|Romans 12:6–8||1 Corinthians 12:8–10||1 Corinthians 12:28–30||Ephesians 4:11||1 Peter 4:11|
|1. Word of wisdom
2. Word of knowledge
4. Gifts of healings
7. Distinguishing between spirits
9. Interpretation of tongues
5. Kinds of healings
|1. Whoever speaks
2. Whoever renders service
Christians believe that the charismata were foretold by the Prophet Joel (2:28) and promised by Christ (Gospel of Mark 16:17–18). This promise was fulfilled on the Day of Pentecost and elsewhere as the church spread. In order to correct abuses concerning the spiritual gifts at Corinth, Paul devoted much attention to spiritual gifts in his First Epistle to the Corinthians (chapters 12–14).
In 1 Corinthians 12, two Greek terms are translated as “spiritual gifts”. In verse 1, the word pneumatika (“spirituals” or “things of the Spirit”) is used. In verse 4, charisma is used. This word is derived from the word charis, which means “grace“. In verses 5 and 6, the words diakonia (translated “administrations”, “ministries”, or “service”) and energemata (“operations” or “inworkings”) are used in describing the nature of the spiritual gifts. In verse 7, the term “manifestation (phanerosis) of the Spirit” is used.
From these scriptural passages, Christians understand the spiritual gifts to be enablements or capacities that are divinely bestowed upon individuals and are to be used for the benefit of others. The purpose of the spiritual gifts is to edify (build up), exhort (encourage), and comfort the church.
It is generally acknowledged that Paul did not list all of the gifts of the Spirit, and many believe that there are as many gifts as there are needs in the body of Christ.

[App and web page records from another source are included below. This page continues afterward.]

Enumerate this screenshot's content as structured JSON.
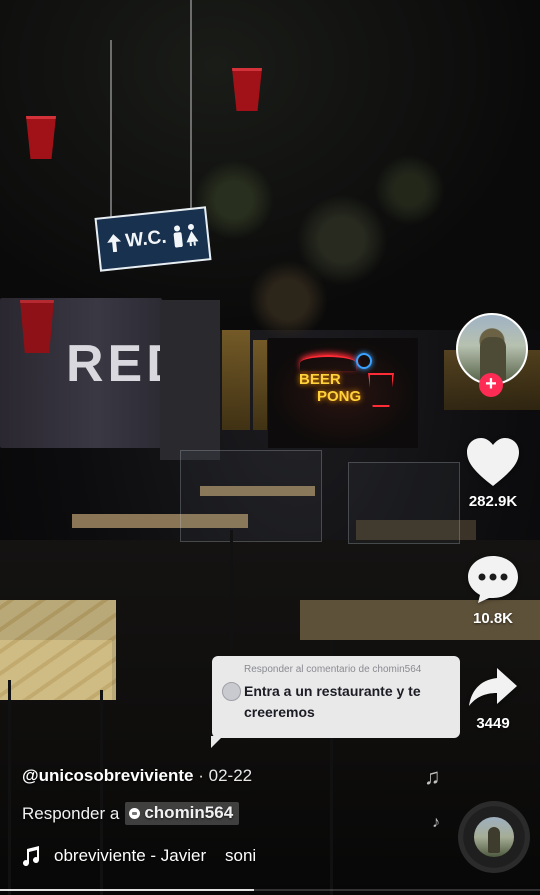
{
  "video": {
    "wc_sign_label": "W.C.",
    "wall_text": "RED",
    "neon_line1": "BEER",
    "neon_line2": "PONG"
  },
  "rail": {
    "likes": "282.9K",
    "comments": "10.8K",
    "shares": "3449",
    "icons": [
      "plus-icon",
      "heart-icon",
      "comment-icon",
      "share-icon"
    ]
  },
  "reply_bubble": {
    "header": "Responder al comentario de chomin564",
    "text": "Entra a un restaurante y te creeremos"
  },
  "info": {
    "username": "@unicosobreviviente",
    "separator": " · ",
    "date": "02-22",
    "reply_prefix": "Responder a",
    "reply_user": "chomin564",
    "music": "obreviviente - Javier    soni"
  },
  "progress": {
    "fraction": 0.47
  },
  "colors": {
    "accent": "#fe2c55",
    "bubble": "#e9e9ea"
  }
}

Some have categorized the various gifts in the following way: “gifts of knowledge” (word of wisdom, word of knowledge, distinguishing between spirits), “gifts of speech” (tongues, interpretation, prophecy), and “gifts of power” (faith, healing, miracles).